But Lady Sundridge is not all that she seems, and unmasking her true identity is only the first of many secrets Veronica must uncover. Together with her natural-historian colleague, Stoker, Veronica races against time to find the true murderer. From a Bohemian artists’ colony to a royal palace to a subterranean grotto with a decadent history, the investigation proves to be a very perilous undertaking indeed....Publisher's Weekly: Raybourn’s effervescent sequel to 2015’s A Curious Beginning combines witty suspense with a playful look at the secrets proper Victorians hid. When Veronica, an adventurous lepidopterist, meets a woman calling herself Lady Sundridge, she easily deduces her exalted true identity. Lady Sundridge wants Veronica to reinvestigate the murder of an artist known as Artemisia. Though she wants her late friend’s death avenged, the woman insists that Artemisia’s lover, Miles Ramsforth, soon to be hanged for the crime, is not guilty. Veronica and her associate, aristocratic natural historian Revelstoke “Stoker” Templeton-Vane, wend their way through opium dens, artists’ studios, the headquarters of Scotland Yard, and the Elysian Grotto, an underground cave lavishly fitted out for sexual pleasure on the Ramsforth estate. The sleuths’ lives are threatened as their investigation uncovers peccadilloes at the highest levels of society. Revelations about Stoker’s painful past add nuance to the pair’s spirited and sexually charged banter in this playful historical mystery.
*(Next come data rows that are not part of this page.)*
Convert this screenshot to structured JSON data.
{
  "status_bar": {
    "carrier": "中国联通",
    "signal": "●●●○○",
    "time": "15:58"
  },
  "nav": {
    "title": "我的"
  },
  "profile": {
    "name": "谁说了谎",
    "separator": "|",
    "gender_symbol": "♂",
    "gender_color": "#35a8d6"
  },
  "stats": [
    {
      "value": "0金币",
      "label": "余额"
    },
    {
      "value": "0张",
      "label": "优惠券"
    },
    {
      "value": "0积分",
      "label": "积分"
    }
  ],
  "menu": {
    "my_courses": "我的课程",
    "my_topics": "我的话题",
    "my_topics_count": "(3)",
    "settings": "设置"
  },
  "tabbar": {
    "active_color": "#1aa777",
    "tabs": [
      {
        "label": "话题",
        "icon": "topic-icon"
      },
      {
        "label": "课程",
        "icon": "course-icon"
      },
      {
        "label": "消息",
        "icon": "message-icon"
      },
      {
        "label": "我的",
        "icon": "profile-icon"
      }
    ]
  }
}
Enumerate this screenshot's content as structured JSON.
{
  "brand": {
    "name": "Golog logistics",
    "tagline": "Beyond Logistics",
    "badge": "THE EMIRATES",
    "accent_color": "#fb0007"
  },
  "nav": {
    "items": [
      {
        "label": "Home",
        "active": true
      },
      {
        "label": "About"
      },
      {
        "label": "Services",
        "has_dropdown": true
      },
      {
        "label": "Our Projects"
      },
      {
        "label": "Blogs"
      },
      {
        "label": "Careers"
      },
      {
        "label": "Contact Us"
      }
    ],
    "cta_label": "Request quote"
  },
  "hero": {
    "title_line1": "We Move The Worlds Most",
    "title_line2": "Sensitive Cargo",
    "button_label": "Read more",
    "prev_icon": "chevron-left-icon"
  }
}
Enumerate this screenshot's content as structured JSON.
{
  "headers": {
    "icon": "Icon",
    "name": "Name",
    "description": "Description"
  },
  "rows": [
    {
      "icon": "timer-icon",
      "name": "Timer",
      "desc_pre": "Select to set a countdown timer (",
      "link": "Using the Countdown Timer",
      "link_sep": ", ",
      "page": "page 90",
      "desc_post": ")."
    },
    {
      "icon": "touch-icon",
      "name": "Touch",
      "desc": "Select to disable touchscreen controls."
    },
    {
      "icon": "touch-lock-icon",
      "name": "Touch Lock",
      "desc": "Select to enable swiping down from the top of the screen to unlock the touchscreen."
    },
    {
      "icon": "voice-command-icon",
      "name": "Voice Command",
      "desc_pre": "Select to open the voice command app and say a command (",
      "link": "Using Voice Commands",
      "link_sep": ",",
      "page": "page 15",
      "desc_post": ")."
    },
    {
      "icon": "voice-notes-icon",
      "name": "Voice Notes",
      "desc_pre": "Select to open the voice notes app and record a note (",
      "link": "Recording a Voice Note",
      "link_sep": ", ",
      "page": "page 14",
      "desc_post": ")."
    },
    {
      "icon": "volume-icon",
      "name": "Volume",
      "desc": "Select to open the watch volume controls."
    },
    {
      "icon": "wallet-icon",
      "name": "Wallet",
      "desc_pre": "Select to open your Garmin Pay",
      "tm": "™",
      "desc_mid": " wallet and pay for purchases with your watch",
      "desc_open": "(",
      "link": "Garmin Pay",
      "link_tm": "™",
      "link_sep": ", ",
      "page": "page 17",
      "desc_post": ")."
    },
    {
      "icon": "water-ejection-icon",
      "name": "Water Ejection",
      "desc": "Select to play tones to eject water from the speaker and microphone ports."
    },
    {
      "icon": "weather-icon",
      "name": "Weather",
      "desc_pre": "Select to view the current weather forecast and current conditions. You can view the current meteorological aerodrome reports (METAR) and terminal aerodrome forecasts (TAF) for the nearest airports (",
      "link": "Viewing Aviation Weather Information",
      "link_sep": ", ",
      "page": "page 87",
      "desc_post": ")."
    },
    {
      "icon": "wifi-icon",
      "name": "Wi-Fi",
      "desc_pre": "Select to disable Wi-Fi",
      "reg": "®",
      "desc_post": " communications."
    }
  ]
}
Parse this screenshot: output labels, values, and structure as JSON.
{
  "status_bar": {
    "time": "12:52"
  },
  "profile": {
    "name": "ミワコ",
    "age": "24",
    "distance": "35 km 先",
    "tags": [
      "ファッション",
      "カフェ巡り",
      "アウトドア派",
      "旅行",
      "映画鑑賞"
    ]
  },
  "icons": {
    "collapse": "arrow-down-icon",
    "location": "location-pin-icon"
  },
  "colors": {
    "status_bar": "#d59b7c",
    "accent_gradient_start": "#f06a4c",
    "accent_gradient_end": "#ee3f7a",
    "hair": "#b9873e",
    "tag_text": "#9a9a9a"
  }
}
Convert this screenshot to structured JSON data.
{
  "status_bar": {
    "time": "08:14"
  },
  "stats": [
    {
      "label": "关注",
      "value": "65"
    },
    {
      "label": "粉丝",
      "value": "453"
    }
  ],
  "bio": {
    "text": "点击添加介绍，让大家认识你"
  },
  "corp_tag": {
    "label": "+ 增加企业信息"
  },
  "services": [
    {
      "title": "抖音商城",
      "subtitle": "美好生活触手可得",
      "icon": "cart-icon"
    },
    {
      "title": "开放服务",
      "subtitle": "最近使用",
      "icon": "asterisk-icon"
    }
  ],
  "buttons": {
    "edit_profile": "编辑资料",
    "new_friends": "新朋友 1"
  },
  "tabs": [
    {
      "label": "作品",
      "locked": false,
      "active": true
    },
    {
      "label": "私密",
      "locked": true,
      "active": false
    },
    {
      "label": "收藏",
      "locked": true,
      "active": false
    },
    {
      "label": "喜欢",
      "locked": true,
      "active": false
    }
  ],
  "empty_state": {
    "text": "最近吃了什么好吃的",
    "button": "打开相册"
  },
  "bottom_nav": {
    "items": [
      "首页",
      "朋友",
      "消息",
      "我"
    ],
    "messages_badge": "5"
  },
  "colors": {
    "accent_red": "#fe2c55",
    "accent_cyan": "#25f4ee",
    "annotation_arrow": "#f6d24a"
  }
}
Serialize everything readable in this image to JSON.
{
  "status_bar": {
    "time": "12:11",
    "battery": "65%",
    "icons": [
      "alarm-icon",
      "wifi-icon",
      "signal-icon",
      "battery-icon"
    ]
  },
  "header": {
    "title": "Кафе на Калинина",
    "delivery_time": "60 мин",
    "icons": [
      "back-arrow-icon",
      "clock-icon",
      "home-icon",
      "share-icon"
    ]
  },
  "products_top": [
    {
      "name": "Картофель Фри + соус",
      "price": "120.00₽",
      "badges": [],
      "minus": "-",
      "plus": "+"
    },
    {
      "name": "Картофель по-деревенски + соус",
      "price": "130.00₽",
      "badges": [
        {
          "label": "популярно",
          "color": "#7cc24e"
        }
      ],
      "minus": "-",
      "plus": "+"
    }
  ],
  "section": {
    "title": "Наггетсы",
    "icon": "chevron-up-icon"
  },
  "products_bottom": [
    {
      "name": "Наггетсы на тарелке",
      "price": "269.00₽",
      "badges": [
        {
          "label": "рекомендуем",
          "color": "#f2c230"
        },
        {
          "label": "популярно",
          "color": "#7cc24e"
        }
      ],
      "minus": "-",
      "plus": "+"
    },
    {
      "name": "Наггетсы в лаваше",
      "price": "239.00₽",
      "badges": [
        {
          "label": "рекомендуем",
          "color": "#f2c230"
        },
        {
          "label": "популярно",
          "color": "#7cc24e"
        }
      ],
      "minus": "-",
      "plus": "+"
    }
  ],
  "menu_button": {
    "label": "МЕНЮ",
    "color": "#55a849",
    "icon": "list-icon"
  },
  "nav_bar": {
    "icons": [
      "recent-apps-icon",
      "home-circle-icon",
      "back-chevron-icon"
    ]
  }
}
So it turns out (SPOILER) that Stoker is also a bastard, and if anyone can understand Veronica's desire to show up the snobbish relatives who shun her because of her birth, it's Stoker. Yet he uses his aristocracy to help unwind the layers of lies and half-truths surrounding the murder of Artemisia, instead of trying to prove something to them. The frisson of sexual tension between Veronica and Stoker is lovely, and the banter between the two delightful. I liked Raybourn's sparkling prose and her zingy plot in this novel, and I felt that the relationship between the protagonist blossomed in a natural fashion. I'd give this book an A, and recommend it to anyone who enjoys Steampunk, historical mysteries and spirited British heroines.